Use this same trick with other sauces: add it to spaghetti sauce or when making a hot-dish. You can even whip some up and toss it into your mac & cheese, as long as you stick with the lighter colored veggies that won't discolor the cheese too much. Try yellow bell peppers, carrots, and onions in your mac& cheese.
A Rose by any other name....
Re-name your food! As goofy as it sounds, it works. Instead of calling them vegetables, use the specific name for each vegetable. My daughter used to say "I hate vegetables!"
I would say, "Well then, what do you like?"
She would say, "Oh, I like corn, carrots, broccoli, and cauliflower, but I hate vegetables."
Another little trick I learned was to call it "garden candy". Kids love candy. When you say the word their brains just scream "YUMMY!" To this day my children still ask if I have any garden candy for them.
Don't eat tomatoes, eat "poison love apples". That's what they used to be called, and it sounds so much more interesting. If your kids aren't thrilled with eating something "poison" just call them love apples.
Think of new and interesting names for your vegetables. Chop them up and create food art. If they look fun, your child will be more inclined to try them.
Kids love to get messy helping in the kitchen! When they get to help prepare the food they are more willing to eat something they made. When you sit down to the table swoon over how delicious it is and what a great job they did! Your child's heart will be filled with so much pride they won't be able to resist tasting their own creation!
Start simple to give your child a feeling of success. If he loves chicken nuggets, let him help make those first. If she loves pudding, have her help make that first. Put the pride before the tasting. By having them cook something they know they like first it builds confidence that they are a great cook. Then, when you have them help with something new, the confidence will be there that what they help prepare will taste good!
The word dessert offers up to deliciousness! If it's a dessert, it's special, it's tasty, and who is going to turn down a dessert? Not all desserts are created equal! You can toss a little special magic in the end of the meal that adds health and nutrition to your picky eaters diet.
- Zucchini bread
- Carrot bread or carrot cake
- Pumpkin pie
- Sweet potato pie
- Any fruit or berry pie
Switch to serving frozen yogurt instead of ice-cream, topping it off with fresh fruits or berries. Try a cup of sliced fresh fruits on their own! There are so many healthy and tasty treats you can whip up for the end of a meal that are more nutritious than "traditional" desserts.
How sweet is that! You'll have your picky eater saying "can I have some more please?" in no time!
More by this Author
A personal look at things that drove me crazy when I was a preschool teacher.
When a child looks at a big mess, they have a difficult time breaking it down into smaller, more achievable goals. All they see is this one, huge, insurmountable task that leaves them feeling that it's just too much. ...

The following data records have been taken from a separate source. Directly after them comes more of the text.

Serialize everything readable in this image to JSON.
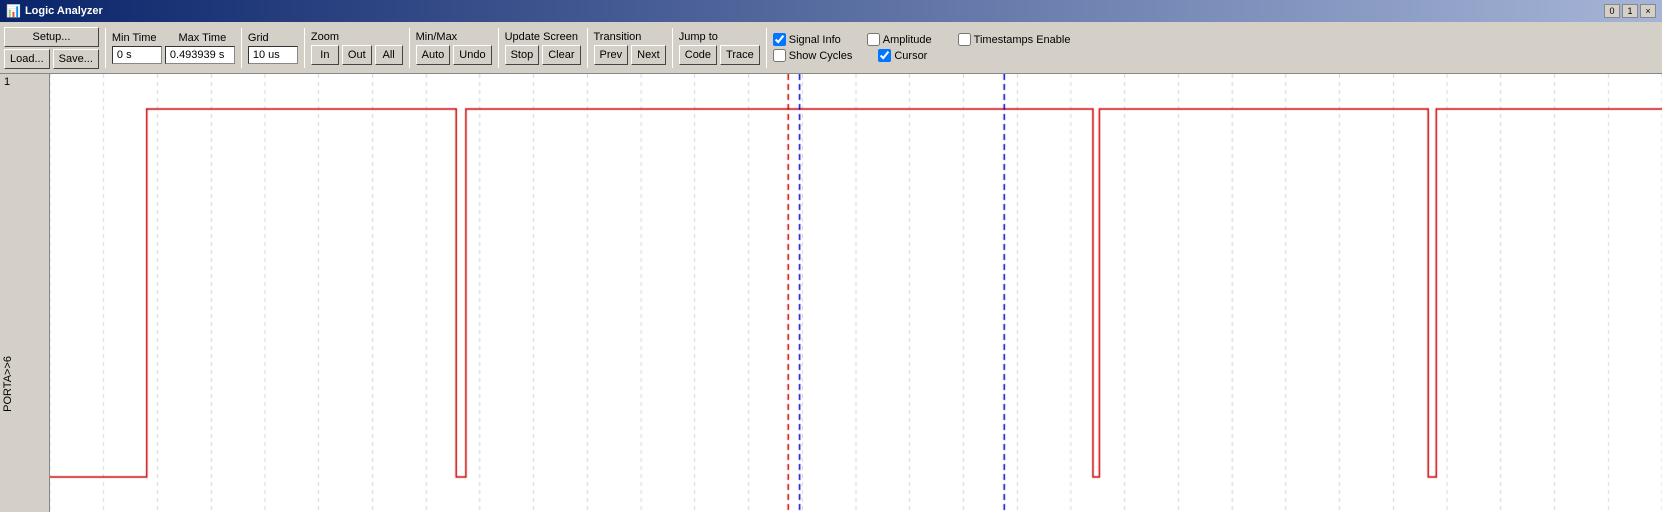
{
  "titleBar": {
    "title": "Logic Analyzer",
    "controls": {
      "minimize": "0",
      "restore": "1",
      "close": "×"
    }
  },
  "toolbar": {
    "setup_label": "Setup...",
    "load_label": "Load...",
    "save_label": "Save...",
    "min_time_label": "Min Time",
    "min_time_value": "0 s",
    "max_time_label": "Max Time",
    "max_time_value": "0.493939 s",
    "grid_label": "Grid",
    "grid_value": "10 us",
    "zoom_label": "Zoom",
    "zoom_in_label": "In",
    "zoom_out_label": "Out",
    "zoom_all_label": "All",
    "minmax_label": "Min/Max",
    "minmax_auto_label": "Auto",
    "minmax_undo_label": "Undo",
    "update_screen_label": "Update Screen",
    "update_stop_label": "Stop",
    "update_clear_label": "Clear",
    "transition_label": "Transition",
    "transition_prev_label": "Prev",
    "transition_next_label": "Next",
    "jump_to_label": "Jump to",
    "jump_code_label": "Code",
    "jump_trace_label": "Trace",
    "signal_info_label": "Signal Info",
    "signal_info_checked": true,
    "amplitude_label": "Amplitude",
    "amplitude_checked": false,
    "timestamps_enable_label": "Timestamps Enable",
    "timestamps_checked": false,
    "show_cycles_label": "Show Cycles",
    "show_cycles_checked": false,
    "cursor_label": "Cursor",
    "cursor_checked": true
  },
  "signalArea": {
    "row_number": "1",
    "signal_name": "PORTA>>6"
  },
  "waveform": {
    "grid_count": 30,
    "red_line1_x": 0.048,
    "red_line2_x": 0.255,
    "red_line3_x": 0.458,
    "red_line4_x": 0.647,
    "red_line5_x": 0.648,
    "red_line6_x": 0.664,
    "red_line7_x": 0.855,
    "red_cursor_x": 0.838,
    "blue_cursor1_x": 0.458,
    "blue_cursor2_x": 0.592
  }
}
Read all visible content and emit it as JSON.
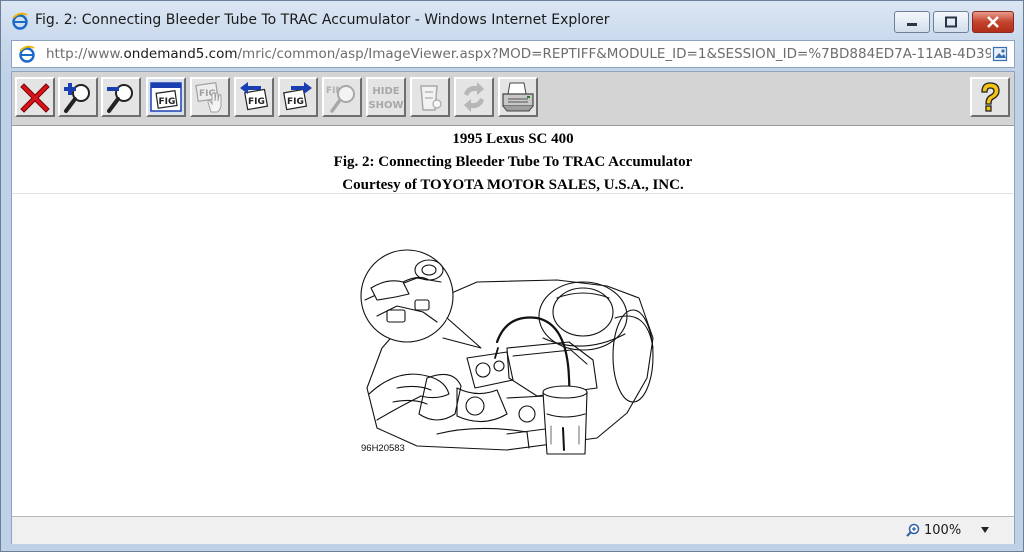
{
  "window": {
    "title": "Fig. 2: Connecting Bleeder Tube To TRAC Accumulator - Windows Internet Explorer"
  },
  "address": {
    "prefix": "http://www.",
    "host": "ondemand5.com",
    "path": "/mric/common/asp/ImageViewer.aspx?MOD=REPTIFF&MODULE_ID=1&SESSION_ID=%7BD884ED7A-11AB-4D39"
  },
  "toolbar": {
    "buttons": [
      {
        "name": "close-figure",
        "icon": "red-x-icon",
        "enabled": true
      },
      {
        "name": "zoom-in",
        "icon": "magnifier-plus-icon",
        "enabled": true
      },
      {
        "name": "zoom-out",
        "icon": "magnifier-minus-icon",
        "enabled": true
      },
      {
        "name": "fit-figure",
        "icon": "fig-window-icon",
        "enabled": true,
        "label": "FIG"
      },
      {
        "name": "pan-figure",
        "icon": "fig-hand-icon",
        "enabled": false,
        "label": "FIG"
      },
      {
        "name": "previous-figure",
        "icon": "fig-back-arrow-icon",
        "enabled": true,
        "label": "FIG"
      },
      {
        "name": "next-figure",
        "icon": "fig-forward-arrow-icon",
        "enabled": true,
        "label": "FIG"
      },
      {
        "name": "find",
        "icon": "find-magnifier-icon",
        "enabled": false,
        "label": "FIND"
      },
      {
        "name": "hide-show",
        "icon": "hide-show-icon",
        "enabled": false,
        "label_top": "HIDE",
        "label_bottom": "SHOW"
      },
      {
        "name": "erase",
        "icon": "eraser-icon",
        "enabled": false
      },
      {
        "name": "rotate",
        "icon": "rotate-arrows-icon",
        "enabled": false
      },
      {
        "name": "print",
        "icon": "printer-icon",
        "enabled": true
      }
    ],
    "help_icon": "help-question-icon"
  },
  "document": {
    "vehicle": "1995 Lexus SC 400",
    "figure_title": "Fig. 2: Connecting Bleeder Tube To TRAC Accumulator",
    "courtesy": "Courtesy of TOYOTA MOTOR SALES, U.S.A., INC.",
    "figure_code": "96H20583"
  },
  "status": {
    "zoom": "100%"
  },
  "colors": {
    "close_red": "#c4432d",
    "ie_blue": "#1b6ac9",
    "toolbar_gray": "#d4d4d4"
  }
}
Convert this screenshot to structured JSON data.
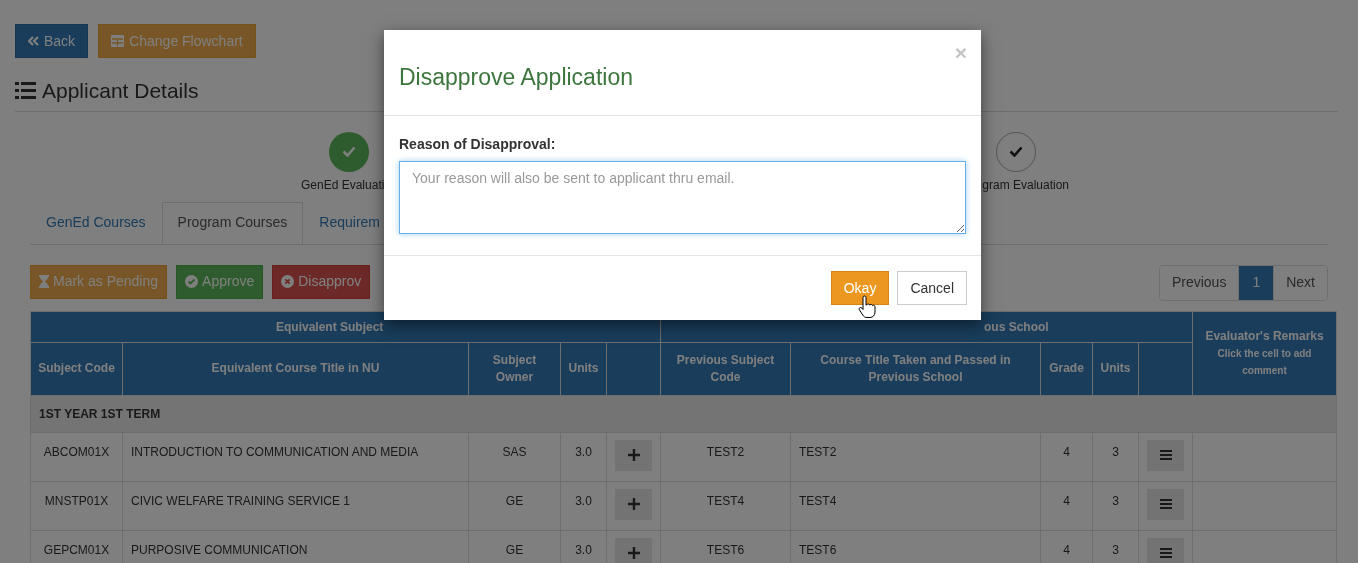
{
  "toolbar": [
    {
      "label": "Back",
      "kind": "back"
    },
    {
      "label": "Change Flowchart",
      "kind": "flowchart"
    }
  ],
  "heading": "Applicant Details",
  "stepper": [
    {
      "label": "GenEd Evaluati",
      "kind": "filled"
    },
    {
      "label": "gram Evaluation",
      "kind": "outline"
    }
  ],
  "tabs": [
    {
      "label": "GenEd Courses",
      "selected": false
    },
    {
      "label": "Program Courses",
      "selected": true
    },
    {
      "label": "Requirem",
      "selected": false
    }
  ],
  "actions": [
    {
      "label": "Mark as Pending",
      "kind": "pending"
    },
    {
      "label": "Approve",
      "kind": "approve"
    },
    {
      "label": "Disapprov",
      "kind": "disapprove"
    }
  ],
  "pagination": [
    {
      "label": "Previous",
      "selected": false
    },
    {
      "label": "1",
      "selected": true
    },
    {
      "label": "Next",
      "selected": false
    }
  ],
  "table": {
    "groups": [
      "Equivalent Subject",
      "ous School"
    ],
    "columns": [
      "Subject Code",
      "Equivalent Course Title in NU",
      "Subject Owner",
      "Units",
      "Previous Subject Code",
      "Course Title Taken and Passed in Previous School",
      "Grade",
      "Units"
    ],
    "remarks": {
      "title": "Evaluator's Remarks",
      "hint": "Click the cell to add comment"
    },
    "sections": [
      {
        "title": "1ST YEAR 1ST TERM",
        "rows": [
          {
            "code": "ABCOM01X",
            "title": "INTRODUCTION TO COMMUNICATION AND MEDIA",
            "owner": "SAS",
            "units": "3.0",
            "prev_code": "TEST2",
            "prev_title": "TEST2",
            "grade": "4",
            "prev_units": "3"
          },
          {
            "code": "MNSTP01X",
            "title": "CIVIC WELFARE TRAINING SERVICE 1",
            "owner": "GE",
            "units": "3.0",
            "prev_code": "TEST4",
            "prev_title": "TEST4",
            "grade": "4",
            "prev_units": "3"
          },
          {
            "code": "GEPCM01X",
            "title": "PURPOSIVE COMMUNICATION",
            "owner": "GE",
            "units": "3.0",
            "prev_code": "TEST6",
            "prev_title": "TEST6",
            "grade": "4",
            "prev_units": "3"
          }
        ]
      }
    ]
  },
  "modal": {
    "title": "Disapprove Application",
    "close": "×",
    "label": "Reason of Disapproval:",
    "placeholder": "Your reason will also be sent to applicant thru email.",
    "buttons": [
      {
        "label": "Okay",
        "kind": "primary"
      },
      {
        "label": "Cancel",
        "kind": "default"
      }
    ]
  }
}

Men and women are hard-wired differently. What works for the goose does not work for the gander. This is where most communication hiccups occur. We naturally assume that the way we do things is the way they do...